Liberating Structures and Instructor Roles
“By transforming learning into an engaging, interesting and enjoyable activity for both students and professors, [Liberating Structures] increase the learning capacity of all students and the teaching ability of all professors.”
Liberating Structures Website
Adult educators can often be faced with disengaged workers, dysfunctional groups and wasted ideas. They will perhaps unthinkingly adopt conventional structures to organize how the students they teach will work together. As an ESL teacher for over 10 years, my experience has been that often the classroom can get very teacher-centric, with the format of discussion being the teacher speaking and the classroom either listening passively or repeating verbatim what the teacher says. More adventurous teachers may choose to do pair work or task-based learning in groups or teams. These efforts often do serve a useful purpose in getting students to talk to each other and practice their English, but done unsystematically and without careful planning it can also lead to a stifling of inclusion and decreased engagement.
The problem is that teachers can use conventional structures that are either overly structured and thereby inhibiting (especially teacher-focused presentations or micro-managed discussions) or the other extreme which is disorganized and poorly structured groupings that fail to engage students in the learning at hand.
What I like about Liberating Structures is that it provides instructors with very specific ways of engaging students in learning, particularly discussion, problem solving, and a host of other activities. In fact it offers 33 liberating structures that are simple and easy to apply.
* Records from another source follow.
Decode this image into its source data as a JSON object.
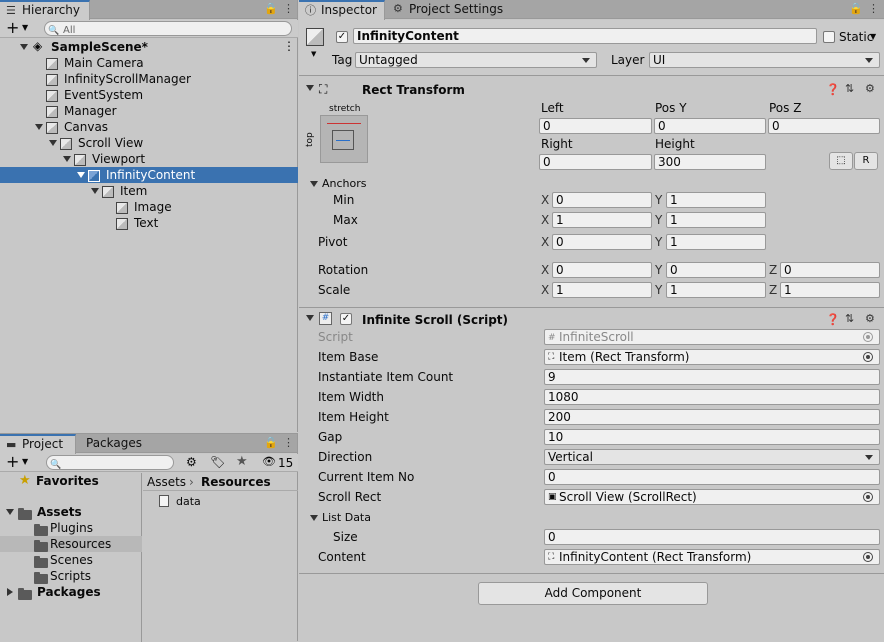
{
  "hierarchy": {
    "tab": "Hierarchy",
    "search_placeholder": "All",
    "scene": "SampleScene*",
    "items": [
      {
        "label": "Main Camera"
      },
      {
        "label": "InfinityScrollManager"
      },
      {
        "label": "EventSystem"
      },
      {
        "label": "Manager"
      },
      {
        "label": "Canvas"
      },
      {
        "label": "Scroll View"
      },
      {
        "label": "Viewport"
      },
      {
        "label": "InfinityContent"
      },
      {
        "label": "Item"
      },
      {
        "label": "Image"
      },
      {
        "label": "Text"
      }
    ]
  },
  "project": {
    "tabs": [
      "Project",
      "Packages"
    ],
    "hidden_count": "15",
    "tree": {
      "favorites": "Favorites",
      "assets": "Assets",
      "folders": [
        "Plugins",
        "Resources",
        "Scenes",
        "Scripts"
      ],
      "packages": "Packages"
    },
    "breadcrumb": [
      "Assets",
      "Resources"
    ],
    "files": [
      "data"
    ]
  },
  "inspector": {
    "tabs": [
      "Inspector",
      "Project Settings"
    ],
    "object_name": "InfinityContent",
    "static_label": "Static",
    "tag_label": "Tag",
    "tag_value": "Untagged",
    "layer_label": "Layer",
    "layer_value": "UI",
    "rect_transform": {
      "title": "Rect Transform",
      "anchor_h": "stretch",
      "anchor_v": "top",
      "left_label": "Left",
      "left": "0",
      "posy_label": "Pos Y",
      "posy": "0",
      "posz_label": "Pos Z",
      "posz": "0",
      "right_label": "Right",
      "right": "0",
      "height_label": "Height",
      "height": "300",
      "r_button": "R",
      "anchors_label": "Anchors",
      "min_label": "Min",
      "min_x": "0",
      "min_y": "1",
      "max_label": "Max",
      "max_x": "1",
      "max_y": "1",
      "pivot_label": "Pivot",
      "pivot_x": "0",
      "pivot_y": "1",
      "rotation_label": "Rotation",
      "rot_x": "0",
      "rot_y": "0",
      "rot_z": "0",
      "scale_label": "Scale",
      "scale_x": "1",
      "scale_y": "1",
      "scale_z": "1"
    },
    "script": {
      "title": "Infinite Scroll (Script)",
      "script_label": "Script",
      "script_value": "InfiniteScroll",
      "fields": [
        {
          "label": "Item Base",
          "value": "Item (Rect Transform)"
        },
        {
          "label": "Instantiate Item Count",
          "value": "9"
        },
        {
          "label": "Item Width",
          "value": "1080"
        },
        {
          "label": "Item Height",
          "value": "200"
        },
        {
          "label": "Gap",
          "value": "10"
        },
        {
          "label": "Direction",
          "value": "Vertical"
        },
        {
          "label": "Current Item No",
          "value": "0"
        },
        {
          "label": "Scroll Rect",
          "value": "Scroll View (ScrollRect)"
        }
      ],
      "list_data_label": "List Data",
      "size_label": "Size",
      "size_value": "0",
      "content_label": "Content",
      "content_value": "InfinityContent (Rect Transform)"
    },
    "add_component": "Add Component"
  }
}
Specifically they are “easy-to-learn microstructures that enhance relational coordination” and “quickly foster lively participation in groups of any size, making it possible to truly include and unleash everyone” (from Introduction to Liberating Structures). The idea is for these liberating structures, once set up in the classroom, to spark creativity and out-of-the-box thinking through structuring the way students interact while at the same time liberating students to discuss content matter freely.
The potential I see for Liberating Structures in terms of the instructor’s role is that it transforms the instructor into not only a facilitator and a guide-by-the-side but truly an empowering force in enhancing classroom dynamics so that individual brilliance and the communal wisdom of the group is unleashed. By adopting and implementing liberating structures in the classroom, the teacher is essentially distributing control to the participants and allowing them to shape the direction of the learning as the lesson unfolds.
For more information on Liberating Structures and for some great resources and videos on how to apply LS in your classroom, visit www.liberatingstructures.com. Also click here for a list of Liberating Structures on .pdf